In his speech to the Labour party conference earlier this month, the newly appointed McDonnell said he would vote in favour of the charter and insisted that the party were not ‘deficit deniers’:
“We accept we are going to have to live within our means and we always will do – full stop.”
This initial stance was intended to prove Labour’s willingness to make tough decisions in the name of the economic credibility that many feel has eluded them since they were last in power.
But two days before the vote last Wednesday McDonnell withdrew his support, citing global economic factors and ‘warnings from the International Monetary Fund’s latest financial stability report, the Bank of England chief economist,[…] and the former director of President Obama’s National Economic Council’.
It was a perfect opportunity for Osborne to exploit a party still in disarray after the election of Jeremy Corbyn, and the chancellor’s proposals were passed by 320 votes to 258. Labour MPs who abstained from the vote included Corbyn’s leadership rival Liz Kendall, and the former shadow chancellor Chris Leslie.
During the debate McDonnell himself described the U-turn as ’embarrassing’ five times, but many Left Foot Forward readers were reassured that the Labour party seemed to be sticking by solid principles.
Walter Wiltshire said:
“300,000 Labour members want the policies that Corbyn was voted in on not some Blairite/Tory appeasement.”
“Why should any government tie its own hands hand, just to make a meaningless political gesture? The idea that a government should be legally obliged to run a surplus at all times, and under all circumstances, is simply fatuous.”
Others, like Johnm55 were more critical:
“He is probably correct in rejecting it, because it doesn’t make economic sense. There are circumstances when the government running a deficit is the right thing to do. What he shouldn’t have done was to stand up at conference and announce that he supported it only to change tack two weeks later.”
And for other readers like Cole, the whole saga was just one more reason why Corbyn was the wrong choice for Labour:
“What about the other 9 million people who voted Labour in May? You might think about them – and getting another 3 million or so for Labour to win the next election.”

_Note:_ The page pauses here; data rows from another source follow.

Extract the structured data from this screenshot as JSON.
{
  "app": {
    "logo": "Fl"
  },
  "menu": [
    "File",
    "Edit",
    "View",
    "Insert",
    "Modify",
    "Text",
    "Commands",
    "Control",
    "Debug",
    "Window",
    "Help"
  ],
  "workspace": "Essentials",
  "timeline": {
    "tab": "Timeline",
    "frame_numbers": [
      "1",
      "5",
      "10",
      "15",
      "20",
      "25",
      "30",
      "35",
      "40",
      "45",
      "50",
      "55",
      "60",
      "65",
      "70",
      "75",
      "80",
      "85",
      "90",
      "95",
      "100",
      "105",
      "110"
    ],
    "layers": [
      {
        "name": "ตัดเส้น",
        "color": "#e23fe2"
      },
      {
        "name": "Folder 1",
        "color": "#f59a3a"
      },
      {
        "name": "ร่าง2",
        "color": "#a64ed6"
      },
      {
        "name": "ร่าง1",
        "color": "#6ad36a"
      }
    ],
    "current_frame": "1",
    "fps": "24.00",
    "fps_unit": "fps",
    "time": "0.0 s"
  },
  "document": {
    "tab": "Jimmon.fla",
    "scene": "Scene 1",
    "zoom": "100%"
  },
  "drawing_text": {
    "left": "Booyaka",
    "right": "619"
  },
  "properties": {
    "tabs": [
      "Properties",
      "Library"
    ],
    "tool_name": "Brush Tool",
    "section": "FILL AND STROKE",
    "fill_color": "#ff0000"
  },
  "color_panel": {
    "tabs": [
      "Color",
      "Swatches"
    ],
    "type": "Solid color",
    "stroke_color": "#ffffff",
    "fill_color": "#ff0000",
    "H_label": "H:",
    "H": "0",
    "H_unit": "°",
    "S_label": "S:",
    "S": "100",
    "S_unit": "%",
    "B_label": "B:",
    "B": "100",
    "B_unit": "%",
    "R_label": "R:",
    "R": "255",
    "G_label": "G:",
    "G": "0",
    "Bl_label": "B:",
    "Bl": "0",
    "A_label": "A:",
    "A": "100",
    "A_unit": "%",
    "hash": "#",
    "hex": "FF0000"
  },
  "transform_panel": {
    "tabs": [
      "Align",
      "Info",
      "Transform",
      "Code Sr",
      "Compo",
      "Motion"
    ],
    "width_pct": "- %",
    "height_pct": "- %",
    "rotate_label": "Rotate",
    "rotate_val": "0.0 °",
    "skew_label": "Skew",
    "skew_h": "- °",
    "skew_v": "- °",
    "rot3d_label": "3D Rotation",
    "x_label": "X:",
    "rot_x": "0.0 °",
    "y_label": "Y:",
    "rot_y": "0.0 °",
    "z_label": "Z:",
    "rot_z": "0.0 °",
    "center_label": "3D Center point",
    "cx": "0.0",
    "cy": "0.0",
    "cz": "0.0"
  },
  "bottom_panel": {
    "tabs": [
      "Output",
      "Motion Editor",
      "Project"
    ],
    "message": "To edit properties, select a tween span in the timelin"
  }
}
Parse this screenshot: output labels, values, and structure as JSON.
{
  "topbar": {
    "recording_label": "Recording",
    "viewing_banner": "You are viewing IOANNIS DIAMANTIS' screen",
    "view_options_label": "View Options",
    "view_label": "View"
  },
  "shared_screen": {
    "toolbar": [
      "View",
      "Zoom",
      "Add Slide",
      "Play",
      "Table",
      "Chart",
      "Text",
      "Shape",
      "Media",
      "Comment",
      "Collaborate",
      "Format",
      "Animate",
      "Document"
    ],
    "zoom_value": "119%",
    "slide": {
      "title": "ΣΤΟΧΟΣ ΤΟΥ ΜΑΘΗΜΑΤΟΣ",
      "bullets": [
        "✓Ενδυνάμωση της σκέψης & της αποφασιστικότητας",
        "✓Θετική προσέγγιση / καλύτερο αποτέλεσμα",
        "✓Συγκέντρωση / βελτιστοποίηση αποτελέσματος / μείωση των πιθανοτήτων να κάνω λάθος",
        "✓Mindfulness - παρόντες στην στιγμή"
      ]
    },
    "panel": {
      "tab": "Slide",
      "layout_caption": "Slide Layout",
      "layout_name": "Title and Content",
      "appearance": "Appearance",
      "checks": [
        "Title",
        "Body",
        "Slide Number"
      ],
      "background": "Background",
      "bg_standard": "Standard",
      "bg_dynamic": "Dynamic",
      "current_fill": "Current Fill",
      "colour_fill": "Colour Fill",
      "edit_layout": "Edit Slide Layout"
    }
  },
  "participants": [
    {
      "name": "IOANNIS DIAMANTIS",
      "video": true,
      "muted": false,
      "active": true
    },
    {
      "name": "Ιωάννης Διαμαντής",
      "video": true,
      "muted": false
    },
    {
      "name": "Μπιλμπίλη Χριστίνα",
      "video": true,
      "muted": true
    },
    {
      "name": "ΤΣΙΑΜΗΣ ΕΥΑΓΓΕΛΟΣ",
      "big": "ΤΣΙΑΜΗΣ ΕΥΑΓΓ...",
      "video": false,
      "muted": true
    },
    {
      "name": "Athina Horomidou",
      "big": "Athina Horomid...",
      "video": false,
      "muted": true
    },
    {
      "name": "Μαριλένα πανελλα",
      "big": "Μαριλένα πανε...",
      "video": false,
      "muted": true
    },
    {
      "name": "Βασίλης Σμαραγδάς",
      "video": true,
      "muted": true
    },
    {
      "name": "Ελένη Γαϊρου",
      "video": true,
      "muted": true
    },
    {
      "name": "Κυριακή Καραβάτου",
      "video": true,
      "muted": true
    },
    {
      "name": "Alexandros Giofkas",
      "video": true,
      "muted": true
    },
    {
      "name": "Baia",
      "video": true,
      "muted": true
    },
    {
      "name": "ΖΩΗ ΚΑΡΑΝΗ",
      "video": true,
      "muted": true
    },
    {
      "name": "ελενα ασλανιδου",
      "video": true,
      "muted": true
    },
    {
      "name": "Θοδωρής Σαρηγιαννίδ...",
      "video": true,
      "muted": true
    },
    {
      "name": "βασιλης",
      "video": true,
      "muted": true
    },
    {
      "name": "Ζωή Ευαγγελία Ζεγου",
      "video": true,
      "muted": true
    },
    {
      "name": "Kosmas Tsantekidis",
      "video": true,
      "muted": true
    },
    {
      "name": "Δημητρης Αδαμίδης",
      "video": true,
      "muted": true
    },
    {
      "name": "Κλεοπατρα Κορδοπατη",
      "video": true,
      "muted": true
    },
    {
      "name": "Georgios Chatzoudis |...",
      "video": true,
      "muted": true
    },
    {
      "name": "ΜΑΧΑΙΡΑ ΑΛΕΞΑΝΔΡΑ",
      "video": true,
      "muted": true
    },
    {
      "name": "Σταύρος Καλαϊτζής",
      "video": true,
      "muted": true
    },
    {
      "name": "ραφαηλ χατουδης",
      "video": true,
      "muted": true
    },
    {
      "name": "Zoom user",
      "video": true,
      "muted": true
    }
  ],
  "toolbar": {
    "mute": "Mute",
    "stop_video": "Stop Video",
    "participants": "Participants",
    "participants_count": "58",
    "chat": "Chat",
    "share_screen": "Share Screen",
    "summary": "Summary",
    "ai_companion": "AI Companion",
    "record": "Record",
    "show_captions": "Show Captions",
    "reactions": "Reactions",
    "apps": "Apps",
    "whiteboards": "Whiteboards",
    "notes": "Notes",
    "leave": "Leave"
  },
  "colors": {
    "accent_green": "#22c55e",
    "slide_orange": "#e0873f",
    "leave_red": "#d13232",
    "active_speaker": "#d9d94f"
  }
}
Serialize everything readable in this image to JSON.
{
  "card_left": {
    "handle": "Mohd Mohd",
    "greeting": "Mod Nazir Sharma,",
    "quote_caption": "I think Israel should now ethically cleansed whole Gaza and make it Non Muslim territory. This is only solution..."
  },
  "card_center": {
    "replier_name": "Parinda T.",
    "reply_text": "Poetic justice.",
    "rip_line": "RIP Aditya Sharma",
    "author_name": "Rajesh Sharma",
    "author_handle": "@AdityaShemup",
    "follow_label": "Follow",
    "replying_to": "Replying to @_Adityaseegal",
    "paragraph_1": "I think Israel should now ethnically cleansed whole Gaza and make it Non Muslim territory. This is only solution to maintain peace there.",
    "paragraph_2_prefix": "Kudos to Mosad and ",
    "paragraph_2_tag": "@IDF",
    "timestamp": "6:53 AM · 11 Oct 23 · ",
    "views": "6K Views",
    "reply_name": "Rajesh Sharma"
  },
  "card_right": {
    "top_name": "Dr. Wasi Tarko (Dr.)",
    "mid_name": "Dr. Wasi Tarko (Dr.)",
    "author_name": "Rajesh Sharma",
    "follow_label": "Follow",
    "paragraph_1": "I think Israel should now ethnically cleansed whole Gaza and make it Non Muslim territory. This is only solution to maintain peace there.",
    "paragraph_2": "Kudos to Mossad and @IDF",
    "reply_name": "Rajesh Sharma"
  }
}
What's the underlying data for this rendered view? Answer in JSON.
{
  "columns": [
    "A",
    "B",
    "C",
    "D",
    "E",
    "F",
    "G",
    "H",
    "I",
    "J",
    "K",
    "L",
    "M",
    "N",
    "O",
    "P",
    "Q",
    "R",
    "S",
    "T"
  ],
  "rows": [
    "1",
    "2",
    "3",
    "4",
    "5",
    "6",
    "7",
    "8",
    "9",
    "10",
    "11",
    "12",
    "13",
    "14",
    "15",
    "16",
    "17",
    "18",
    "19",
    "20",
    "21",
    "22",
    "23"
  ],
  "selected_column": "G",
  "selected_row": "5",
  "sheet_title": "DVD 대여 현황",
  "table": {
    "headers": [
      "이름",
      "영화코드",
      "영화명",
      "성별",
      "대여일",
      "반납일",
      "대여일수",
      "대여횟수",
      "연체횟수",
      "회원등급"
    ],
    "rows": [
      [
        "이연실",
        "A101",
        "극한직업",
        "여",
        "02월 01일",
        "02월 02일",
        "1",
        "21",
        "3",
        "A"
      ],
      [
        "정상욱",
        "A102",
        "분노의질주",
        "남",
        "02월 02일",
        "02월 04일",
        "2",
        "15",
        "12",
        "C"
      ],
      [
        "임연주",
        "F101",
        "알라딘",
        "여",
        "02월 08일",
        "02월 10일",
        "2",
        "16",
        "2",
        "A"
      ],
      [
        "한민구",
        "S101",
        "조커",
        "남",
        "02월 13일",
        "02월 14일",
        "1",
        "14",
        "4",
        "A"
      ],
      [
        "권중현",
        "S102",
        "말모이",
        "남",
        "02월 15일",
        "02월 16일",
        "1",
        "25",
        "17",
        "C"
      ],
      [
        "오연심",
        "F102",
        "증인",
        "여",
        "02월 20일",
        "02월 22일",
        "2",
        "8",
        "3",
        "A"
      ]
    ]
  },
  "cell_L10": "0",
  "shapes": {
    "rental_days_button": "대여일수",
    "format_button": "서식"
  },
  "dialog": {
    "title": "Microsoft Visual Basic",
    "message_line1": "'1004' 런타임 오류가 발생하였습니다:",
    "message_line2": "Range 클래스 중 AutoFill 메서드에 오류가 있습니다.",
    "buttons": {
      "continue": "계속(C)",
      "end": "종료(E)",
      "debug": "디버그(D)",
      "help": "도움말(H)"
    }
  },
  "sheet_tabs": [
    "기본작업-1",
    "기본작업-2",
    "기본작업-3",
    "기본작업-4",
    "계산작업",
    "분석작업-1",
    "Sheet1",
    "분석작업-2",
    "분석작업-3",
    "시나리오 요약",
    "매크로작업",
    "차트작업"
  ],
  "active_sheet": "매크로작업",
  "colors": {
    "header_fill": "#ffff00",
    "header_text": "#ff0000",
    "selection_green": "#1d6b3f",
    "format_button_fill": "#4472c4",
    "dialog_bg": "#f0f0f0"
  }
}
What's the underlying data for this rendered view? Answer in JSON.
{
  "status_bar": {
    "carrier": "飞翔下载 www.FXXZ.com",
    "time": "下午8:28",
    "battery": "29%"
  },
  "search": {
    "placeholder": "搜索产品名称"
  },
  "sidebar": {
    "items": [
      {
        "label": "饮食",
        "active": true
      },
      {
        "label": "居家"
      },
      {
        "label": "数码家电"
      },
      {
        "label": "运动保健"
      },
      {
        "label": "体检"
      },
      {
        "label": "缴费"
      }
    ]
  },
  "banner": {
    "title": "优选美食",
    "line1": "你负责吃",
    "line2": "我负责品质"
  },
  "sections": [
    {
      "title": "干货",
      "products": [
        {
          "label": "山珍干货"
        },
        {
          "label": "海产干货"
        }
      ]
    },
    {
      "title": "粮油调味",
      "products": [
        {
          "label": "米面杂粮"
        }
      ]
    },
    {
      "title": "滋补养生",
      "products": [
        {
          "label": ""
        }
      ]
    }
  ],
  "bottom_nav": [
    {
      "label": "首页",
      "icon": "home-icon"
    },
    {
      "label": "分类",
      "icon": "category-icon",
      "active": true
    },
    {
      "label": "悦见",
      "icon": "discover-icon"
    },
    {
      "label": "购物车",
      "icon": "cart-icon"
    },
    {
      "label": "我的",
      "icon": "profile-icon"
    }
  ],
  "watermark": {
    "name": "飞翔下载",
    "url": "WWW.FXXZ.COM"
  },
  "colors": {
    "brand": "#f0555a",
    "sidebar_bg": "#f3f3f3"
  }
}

Ruby Stockham is a staff writer at Left Foot ForwardLike this article? Sign up to Left Foot Forward's weekday email for the latest progressive news and comment - and support campaigning journalism by making a donation today.